Ending the threat of COVID-19, barring a verifiably effective vaccine, is going to take a combination of different approaches. Wearing masks, social distancing, and thorough, consistent disinfecting all contribute to safer interaction when others when absolutely necessary. Among those, disinfecting is the most physically exerting (though it really isn’t all that exerting overall), but a new study at Columbia University could have found another approach.
A type of ultraviolet light called far-UVC—which is safe to use around people—kills more than 99.9% of airborne coronaviruses, a new study at Columbia University Irving Medical Center has found.

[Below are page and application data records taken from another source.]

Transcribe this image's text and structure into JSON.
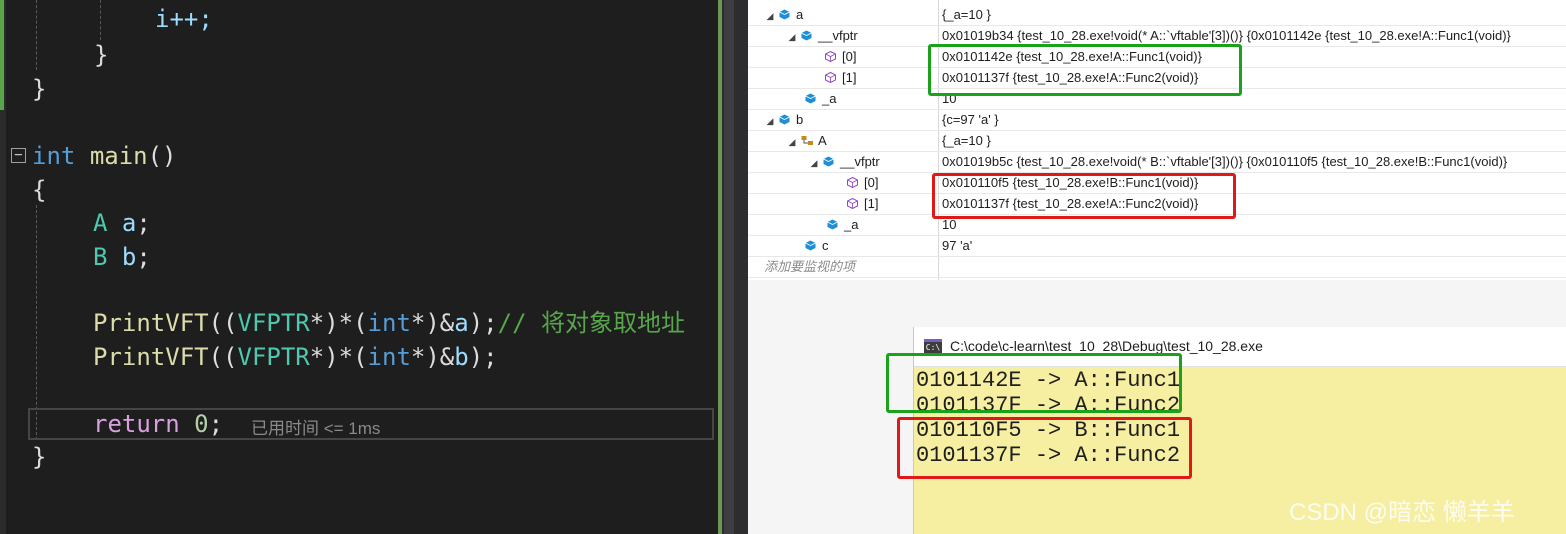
{
  "editor": {
    "lines": {
      "l1": "i++;",
      "l2": "}",
      "l3": "}",
      "main_kw": "int",
      "main_fn": "main",
      "main_paren": "()",
      "brace_open": "{",
      "decl_a_type": "A",
      "decl_a_var": "a",
      "decl_b_type": "B",
      "decl_b_var": "b",
      "semi": ";",
      "call_fn": "PrintVFT",
      "call_p1": "((",
      "call_type": "VFPTR",
      "call_p2": "*)*(",
      "call_int": "int",
      "call_p3": "*)&",
      "call_end": ");",
      "comment": "// 将对象取地址",
      "return_kw": "return",
      "return_val": "0",
      "brace_close": "}"
    },
    "inline_hint": "已用时间 <= 1ms"
  },
  "watch": {
    "rows": [
      {
        "name": "a",
        "value": "{_a=10 }"
      },
      {
        "name": "__vfptr",
        "value": "0x01019b34 {test_10_28.exe!void(* A::`vftable'[3])()} {0x0101142e {test_10_28.exe!A::Func1(void)}"
      },
      {
        "name": "[0]",
        "value": "0x0101142e {test_10_28.exe!A::Func1(void)}"
      },
      {
        "name": "[1]",
        "value": "0x0101137f {test_10_28.exe!A::Func2(void)}"
      },
      {
        "name": "_a",
        "value": "10"
      },
      {
        "name": "b",
        "value": "{c=97 'a' }"
      },
      {
        "name": "A",
        "value": "{_a=10 }"
      },
      {
        "name": "__vfptr",
        "value": "0x01019b5c {test_10_28.exe!void(* B::`vftable'[3])()} {0x010110f5 {test_10_28.exe!B::Func1(void)}"
      },
      {
        "name": "[0]",
        "value": "0x010110f5 {test_10_28.exe!B::Func1(void)}"
      },
      {
        "name": "[1]",
        "value": "0x0101137f {test_10_28.exe!A::Func2(void)}"
      },
      {
        "name": "_a",
        "value": "10"
      },
      {
        "name": "c",
        "value": "97 'a'"
      }
    ],
    "add_watch_placeholder": "添加要监视的项"
  },
  "console": {
    "title": "C:\\code\\c-learn\\test_10_28\\Debug\\test_10_28.exe",
    "icon_label": "C:\\",
    "lines": [
      "0101142E -> A::Func1",
      "0101137F -> A::Func2",
      "010110F5 -> B::Func1",
      "0101137F -> A::Func2"
    ]
  },
  "watermark": "CSDN @暗恋 懒羊羊",
  "colors": {
    "highlight_green": "#1aa31a",
    "highlight_red": "#e01818",
    "console_bg": "#f6eea0"
  }
}
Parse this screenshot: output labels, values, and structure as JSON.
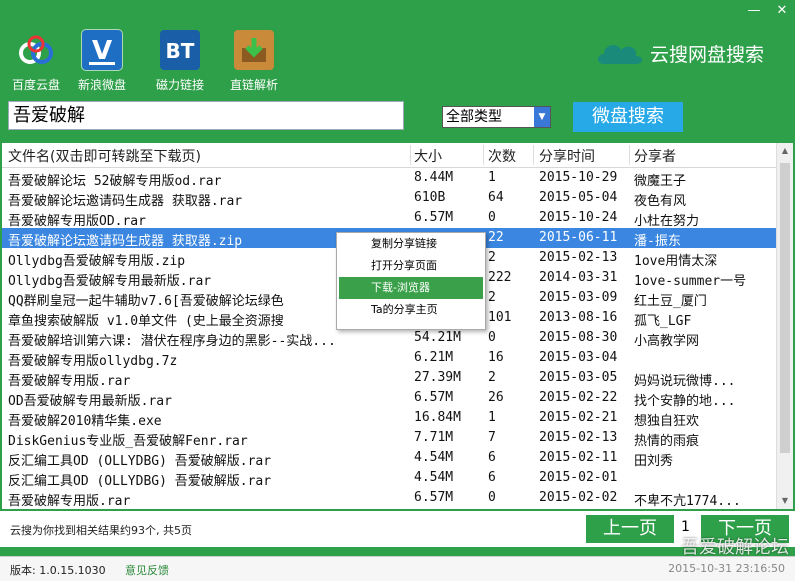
{
  "window": {
    "min": "—",
    "close": "✕"
  },
  "toolbar": [
    {
      "label": "百度云盘",
      "icon": "baidu-cloud-icon"
    },
    {
      "label": "新浪微盘",
      "icon": "sina-vdisk-icon"
    },
    {
      "label": "磁力链接",
      "icon": "magnet-bt-icon"
    },
    {
      "label": "直链解析",
      "icon": "direct-link-icon"
    }
  ],
  "brand": {
    "name": "云搜网盘搜索"
  },
  "search": {
    "query": "吾爱破解",
    "type": "全部类型",
    "button": "微盘搜索"
  },
  "columns": [
    "文件名(双击即可转跳至下载页)",
    "大小",
    "次数",
    "分享时间",
    "分享者"
  ],
  "rows": [
    {
      "name": "吾爱破解论坛 52破解专用版od.rar",
      "size": "8.44M",
      "count": "1",
      "date": "2015-10-29",
      "sharer": "微魔王子"
    },
    {
      "name": "吾爱破解论坛邀请码生成器 获取器.rar",
      "size": "610B",
      "count": "64",
      "date": "2015-05-04",
      "sharer": "夜色有风"
    },
    {
      "name": "吾爱破解专用版OD.rar",
      "size": "6.57M",
      "count": "0",
      "date": "2015-10-24",
      "sharer": "小杜在努力"
    },
    {
      "name": "吾爱破解论坛邀请码生成器 获取器.zip",
      "size": "",
      "count": "22",
      "date": "2015-06-11",
      "sharer": "潘-振东"
    },
    {
      "name": "Ollydbg吾爱破解专用版.zip",
      "size": "",
      "count": "2",
      "date": "2015-02-13",
      "sharer": "1ove用情太深"
    },
    {
      "name": "Ollydbg吾爱破解专用最新版.rar",
      "size": "",
      "count": "222",
      "date": "2014-03-31",
      "sharer": "1ove-summer一号"
    },
    {
      "name": "QQ群刷皇冠一起牛辅助v7.6[吾爱破解论坛绿色",
      "size": "",
      "count": "2",
      "date": "2015-03-09",
      "sharer": "红土豆_厦门"
    },
    {
      "name": "章鱼搜索破解版 v1.0单文件 (史上最全资源搜",
      "size": "",
      "count": "101",
      "date": "2013-08-16",
      "sharer": "孤飞_LGF"
    },
    {
      "name": "吾爱破解培训第六课: 潜伏在程序身边的黑影--实战...",
      "size": "54.21M",
      "count": "0",
      "date": "2015-08-30",
      "sharer": "小高教学网"
    },
    {
      "name": "吾爱破解专用版ollydbg.7z",
      "size": "6.21M",
      "count": "16",
      "date": "2015-03-04",
      "sharer": ""
    },
    {
      "name": "吾爱破解专用版.rar",
      "size": "27.39M",
      "count": "2",
      "date": "2015-03-05",
      "sharer": "妈妈说玩微博..."
    },
    {
      "name": "OD吾爱破解专用最新版.rar",
      "size": "6.57M",
      "count": "26",
      "date": "2015-02-22",
      "sharer": "找个安静的地..."
    },
    {
      "name": "吾爱破解2010精华集.exe",
      "size": "16.84M",
      "count": "1",
      "date": "2015-02-21",
      "sharer": "想独自狂欢"
    },
    {
      "name": "DiskGenius专业版_吾爱破解Fenr.rar",
      "size": "7.71M",
      "count": "7",
      "date": "2015-02-13",
      "sharer": "热情的雨痕"
    },
    {
      "name": "反汇编工具OD (OLLYDBG) 吾爱破解版.rar",
      "size": "4.54M",
      "count": "6",
      "date": "2015-02-11",
      "sharer": "田刘秀"
    },
    {
      "name": "反汇编工具OD (OLLYDBG) 吾爱破解版.rar",
      "size": "4.54M",
      "count": "6",
      "date": "2015-02-01",
      "sharer": ""
    },
    {
      "name": "吾爱破解专用版.rar",
      "size": "6.57M",
      "count": "0",
      "date": "2015-02-02",
      "sharer": "不卑不亢1774..."
    }
  ],
  "selected_row": 3,
  "context_menu": [
    "复制分享链接",
    "打开分享页面",
    "下载-浏览器",
    "Ta的分享主页"
  ],
  "context_highlight": 2,
  "status": {
    "found": "云搜为你找到相关结果约93个, 共5页",
    "prev": "上一页",
    "page": "1",
    "next": "下一页"
  },
  "footer": {
    "version": "版本: 1.0.15.1030",
    "feedback": "意见反馈",
    "timestamp": "2015-10-31 23:16:50"
  },
  "watermark": "吾爱破解论坛",
  "colors": {
    "green": "#2fa04a",
    "blue_button": "#27a9e8",
    "select": "#3a86e0"
  }
}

“Based on our results, continuous airborne disinfection with far-UVC light at the current regulatory limit could greatly reduce the level of airborne virus in indoor environments occupied by people,” says the study’s lead author David Brenner, PhD, Higgins Professor of Radiation Biophysics at Columbia University Vagelos College of Physicians and Surgeons and director of the Center for Radiological Research at Columbia University Irving Medical Center.

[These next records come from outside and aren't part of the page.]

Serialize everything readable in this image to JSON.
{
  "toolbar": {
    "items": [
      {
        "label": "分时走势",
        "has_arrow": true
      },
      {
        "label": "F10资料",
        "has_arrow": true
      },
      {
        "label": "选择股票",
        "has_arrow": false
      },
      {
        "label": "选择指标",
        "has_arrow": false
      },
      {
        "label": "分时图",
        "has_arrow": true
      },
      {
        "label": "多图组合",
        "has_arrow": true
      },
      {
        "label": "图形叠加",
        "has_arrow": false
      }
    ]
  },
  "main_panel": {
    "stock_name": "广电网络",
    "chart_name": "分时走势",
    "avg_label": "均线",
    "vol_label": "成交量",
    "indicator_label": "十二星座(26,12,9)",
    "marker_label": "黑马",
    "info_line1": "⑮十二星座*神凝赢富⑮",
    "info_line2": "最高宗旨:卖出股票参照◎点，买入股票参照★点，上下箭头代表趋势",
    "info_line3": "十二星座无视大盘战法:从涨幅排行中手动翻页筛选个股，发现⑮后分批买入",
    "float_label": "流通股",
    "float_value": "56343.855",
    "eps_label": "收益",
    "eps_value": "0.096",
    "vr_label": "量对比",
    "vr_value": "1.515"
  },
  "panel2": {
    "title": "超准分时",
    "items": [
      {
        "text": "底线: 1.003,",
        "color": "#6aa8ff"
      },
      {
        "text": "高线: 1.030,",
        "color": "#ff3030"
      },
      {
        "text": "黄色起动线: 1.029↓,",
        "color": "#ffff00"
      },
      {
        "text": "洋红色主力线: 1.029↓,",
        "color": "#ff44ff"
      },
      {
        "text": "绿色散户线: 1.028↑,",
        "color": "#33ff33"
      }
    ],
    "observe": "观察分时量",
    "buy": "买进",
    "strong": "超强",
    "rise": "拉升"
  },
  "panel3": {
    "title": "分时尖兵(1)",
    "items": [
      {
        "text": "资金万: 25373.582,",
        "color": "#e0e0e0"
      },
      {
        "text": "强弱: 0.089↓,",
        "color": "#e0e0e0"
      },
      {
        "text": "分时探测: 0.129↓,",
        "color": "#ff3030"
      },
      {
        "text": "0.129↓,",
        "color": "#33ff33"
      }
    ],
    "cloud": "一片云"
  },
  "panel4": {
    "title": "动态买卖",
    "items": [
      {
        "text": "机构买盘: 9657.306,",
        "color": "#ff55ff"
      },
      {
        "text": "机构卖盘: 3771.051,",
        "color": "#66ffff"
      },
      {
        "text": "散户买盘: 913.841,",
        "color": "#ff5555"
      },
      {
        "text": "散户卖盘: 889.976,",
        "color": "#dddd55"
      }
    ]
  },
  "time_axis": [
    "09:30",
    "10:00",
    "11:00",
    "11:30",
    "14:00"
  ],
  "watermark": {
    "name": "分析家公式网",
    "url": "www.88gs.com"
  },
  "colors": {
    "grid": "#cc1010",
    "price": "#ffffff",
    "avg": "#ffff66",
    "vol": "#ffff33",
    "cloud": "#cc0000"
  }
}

A separate ongoing study is examining the effect of far-UVC on SARS-CoV-2, more commonly known as COVID-19, specifically. Preliminary data suggest that far-UVC light is just as effective at killing SARS-CoV-2.
“Far-UVC light doesn’t really discriminate between coronavirus types, so we expected that it would kill SARS-CoV-2 in just the same way,” Brenner says. “Since SARS-CoV-2 is largely spread via droplets and aerosols that are coughed and sneezed into the air, it’s important to have a tool that can safely inactivate the virus while it’s in the air, particularly while people are around.
“Because it’s safe to use in occupied spaces like hospitals, buses, planes, trains, train stations, schools, restaurants, offices, theaters, gyms, and anywhere that people gather indoors, far-UVC light could be used in combination with other measures, like wearing face masks and washing hands, to limit the transmission of SARS-CoV-2 and other viruses.”
Far-UVC light (222 nm wavelength) differs from conventional germicidal UVC light (254 nm wavelength) as it cannot penetrate the tear layer of the eye or the outer dead-cell layer of skin and so it cannot reach or damage living cells in the body. The bulbs for the particular far-UVC wavelength are also fairly inexpensive making them suitable for wide use.
You can read the full study here.